**Task goal:** If a line in the listing below includes the word "that", pick it out.
______________________________
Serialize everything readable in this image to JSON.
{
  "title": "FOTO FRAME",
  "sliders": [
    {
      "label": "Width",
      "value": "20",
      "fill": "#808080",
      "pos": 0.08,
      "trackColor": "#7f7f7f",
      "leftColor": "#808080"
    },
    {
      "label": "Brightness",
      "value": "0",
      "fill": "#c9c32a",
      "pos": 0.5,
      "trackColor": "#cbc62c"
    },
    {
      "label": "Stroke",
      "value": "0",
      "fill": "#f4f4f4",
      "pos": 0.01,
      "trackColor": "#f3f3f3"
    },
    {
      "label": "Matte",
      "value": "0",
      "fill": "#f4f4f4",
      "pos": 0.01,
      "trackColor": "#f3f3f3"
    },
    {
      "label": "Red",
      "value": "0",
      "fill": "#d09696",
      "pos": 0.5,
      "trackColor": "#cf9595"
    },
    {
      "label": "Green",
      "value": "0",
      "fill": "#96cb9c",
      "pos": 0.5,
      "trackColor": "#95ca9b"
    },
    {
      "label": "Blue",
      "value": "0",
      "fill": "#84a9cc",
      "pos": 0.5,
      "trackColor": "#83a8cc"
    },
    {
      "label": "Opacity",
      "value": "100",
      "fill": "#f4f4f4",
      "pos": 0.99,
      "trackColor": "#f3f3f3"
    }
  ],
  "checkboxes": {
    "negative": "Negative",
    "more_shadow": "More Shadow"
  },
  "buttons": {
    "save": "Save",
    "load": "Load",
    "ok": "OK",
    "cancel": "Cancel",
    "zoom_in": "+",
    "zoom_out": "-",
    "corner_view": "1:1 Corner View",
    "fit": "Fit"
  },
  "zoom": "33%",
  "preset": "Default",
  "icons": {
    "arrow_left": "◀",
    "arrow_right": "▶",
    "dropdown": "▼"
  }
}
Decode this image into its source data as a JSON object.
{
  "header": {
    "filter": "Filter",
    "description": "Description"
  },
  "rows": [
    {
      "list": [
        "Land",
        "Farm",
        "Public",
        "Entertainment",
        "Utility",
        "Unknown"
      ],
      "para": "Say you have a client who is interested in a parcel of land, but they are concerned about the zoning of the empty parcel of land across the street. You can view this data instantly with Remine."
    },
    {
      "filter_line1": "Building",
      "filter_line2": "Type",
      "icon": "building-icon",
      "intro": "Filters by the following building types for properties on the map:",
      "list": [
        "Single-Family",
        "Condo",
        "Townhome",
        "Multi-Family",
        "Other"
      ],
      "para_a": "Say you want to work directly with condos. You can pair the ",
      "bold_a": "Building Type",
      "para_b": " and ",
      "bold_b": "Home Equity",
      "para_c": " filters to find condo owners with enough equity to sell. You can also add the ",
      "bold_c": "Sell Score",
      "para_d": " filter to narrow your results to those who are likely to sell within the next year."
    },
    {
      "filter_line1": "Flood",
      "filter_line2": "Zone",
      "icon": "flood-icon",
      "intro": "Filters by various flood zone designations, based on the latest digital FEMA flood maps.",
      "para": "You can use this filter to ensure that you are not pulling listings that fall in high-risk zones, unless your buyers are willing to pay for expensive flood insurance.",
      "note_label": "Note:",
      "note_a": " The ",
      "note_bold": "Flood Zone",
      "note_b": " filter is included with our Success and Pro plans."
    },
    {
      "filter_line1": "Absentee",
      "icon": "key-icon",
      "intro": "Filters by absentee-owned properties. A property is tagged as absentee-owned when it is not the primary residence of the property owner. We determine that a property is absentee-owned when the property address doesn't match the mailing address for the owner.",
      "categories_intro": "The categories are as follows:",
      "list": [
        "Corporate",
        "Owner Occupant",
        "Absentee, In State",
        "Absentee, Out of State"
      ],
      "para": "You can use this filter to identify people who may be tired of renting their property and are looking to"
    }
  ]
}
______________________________
**Answer section:**
      "para": "You can use this filter to ensure that you are not pulling listings that fall in high-risk zones, unless your buyers are willing to pay for expensive flood insurance.",
      "intro": "Filters by absentee-owned properties. A property is tagged as absentee-owned when it is not the primary residence of the property owner. We determine that a property is absentee-owned when the property address doesn't match the mailing address for the owner.",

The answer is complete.